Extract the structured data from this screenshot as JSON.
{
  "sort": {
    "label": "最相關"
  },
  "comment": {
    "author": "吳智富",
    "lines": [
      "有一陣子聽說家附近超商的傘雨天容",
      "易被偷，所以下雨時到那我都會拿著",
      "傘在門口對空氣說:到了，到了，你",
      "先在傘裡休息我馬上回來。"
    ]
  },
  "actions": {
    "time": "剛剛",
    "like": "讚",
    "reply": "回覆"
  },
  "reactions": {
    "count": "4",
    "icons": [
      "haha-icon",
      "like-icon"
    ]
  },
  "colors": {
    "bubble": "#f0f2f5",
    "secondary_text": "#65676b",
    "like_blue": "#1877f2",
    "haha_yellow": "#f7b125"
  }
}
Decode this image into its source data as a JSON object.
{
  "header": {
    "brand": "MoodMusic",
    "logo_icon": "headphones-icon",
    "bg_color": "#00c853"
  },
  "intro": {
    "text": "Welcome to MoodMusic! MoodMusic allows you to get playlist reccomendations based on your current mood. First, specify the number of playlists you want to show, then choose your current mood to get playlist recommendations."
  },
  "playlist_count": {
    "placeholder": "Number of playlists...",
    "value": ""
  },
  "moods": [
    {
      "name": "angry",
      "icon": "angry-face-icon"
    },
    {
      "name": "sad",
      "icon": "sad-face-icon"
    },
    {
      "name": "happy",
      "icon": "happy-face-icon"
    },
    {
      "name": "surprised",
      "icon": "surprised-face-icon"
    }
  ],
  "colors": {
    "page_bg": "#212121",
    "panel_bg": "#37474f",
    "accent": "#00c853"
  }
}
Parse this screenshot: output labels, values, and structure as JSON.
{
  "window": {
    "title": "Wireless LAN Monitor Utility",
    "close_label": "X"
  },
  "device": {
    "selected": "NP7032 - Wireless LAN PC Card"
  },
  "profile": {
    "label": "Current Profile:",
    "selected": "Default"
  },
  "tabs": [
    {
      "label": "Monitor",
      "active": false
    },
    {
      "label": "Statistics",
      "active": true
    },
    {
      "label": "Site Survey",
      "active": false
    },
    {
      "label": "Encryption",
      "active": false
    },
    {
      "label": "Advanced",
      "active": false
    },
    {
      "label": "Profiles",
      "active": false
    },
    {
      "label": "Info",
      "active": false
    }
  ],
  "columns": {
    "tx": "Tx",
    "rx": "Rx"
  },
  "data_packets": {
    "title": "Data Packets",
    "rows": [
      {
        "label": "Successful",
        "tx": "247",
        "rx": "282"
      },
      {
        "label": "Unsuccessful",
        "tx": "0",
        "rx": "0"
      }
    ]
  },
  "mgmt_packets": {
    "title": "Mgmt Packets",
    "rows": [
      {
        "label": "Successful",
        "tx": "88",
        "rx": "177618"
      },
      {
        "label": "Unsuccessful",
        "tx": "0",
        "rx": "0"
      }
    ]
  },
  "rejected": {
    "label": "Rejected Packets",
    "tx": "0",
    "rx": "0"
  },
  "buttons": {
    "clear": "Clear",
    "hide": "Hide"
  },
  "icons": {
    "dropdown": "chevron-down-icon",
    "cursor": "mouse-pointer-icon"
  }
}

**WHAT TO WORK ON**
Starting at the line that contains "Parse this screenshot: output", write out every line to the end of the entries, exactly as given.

**RESPONSE**
Parse this screenshot: output labels, values, and structure as JSON.
{
  "window": {
    "title": "Wireless LAN Monitor Utility",
    "close_label": "X"
  },
  "device": {
    "selected": "NP7032 - Wireless LAN PC Card"
  },
  "profile": {
    "label": "Current Profile:",
    "selected": "Default"
  },
  "tabs": [
    {
      "label": "Monitor",
      "active": false
    },
    {
      "label": "Statistics",
      "active": true
    },
    {
      "label": "Site Survey",
      "active": false
    },
    {
      "label": "Encryption",
      "active": false
    },
    {
      "label": "Advanced",
      "active": false
    },
    {
      "label": "Profiles",
      "active": false
    },
    {
      "label": "Info",
      "active": false
    }
  ],
  "columns": {
    "tx": "Tx",
    "rx": "Rx"
  },
  "data_packets": {
    "title": "Data Packets",
    "rows": [
      {
        "label": "Successful",
        "tx": "247",
        "rx": "282"
      },
      {
        "label": "Unsuccessful",
        "tx": "0",
        "rx": "0"
      }
    ]
  },
  "mgmt_packets": {
    "title": "Mgmt Packets",
    "rows": [
      {
        "label": "Successful",
        "tx": "88",
        "rx": "177618"
      },
      {
        "label": "Unsuccessful",
        "tx": "0",
        "rx": "0"
      }
    ]
  },
  "rejected": {
    "label": "Rejected Packets",
    "tx": "0",
    "rx": "0"
  },
  "buttons": {
    "clear": "Clear",
    "hide": "Hide"
  },
  "icons": {
    "dropdown": "chevron-down-icon",
    "cursor": "mouse-pointer-icon"
  }
}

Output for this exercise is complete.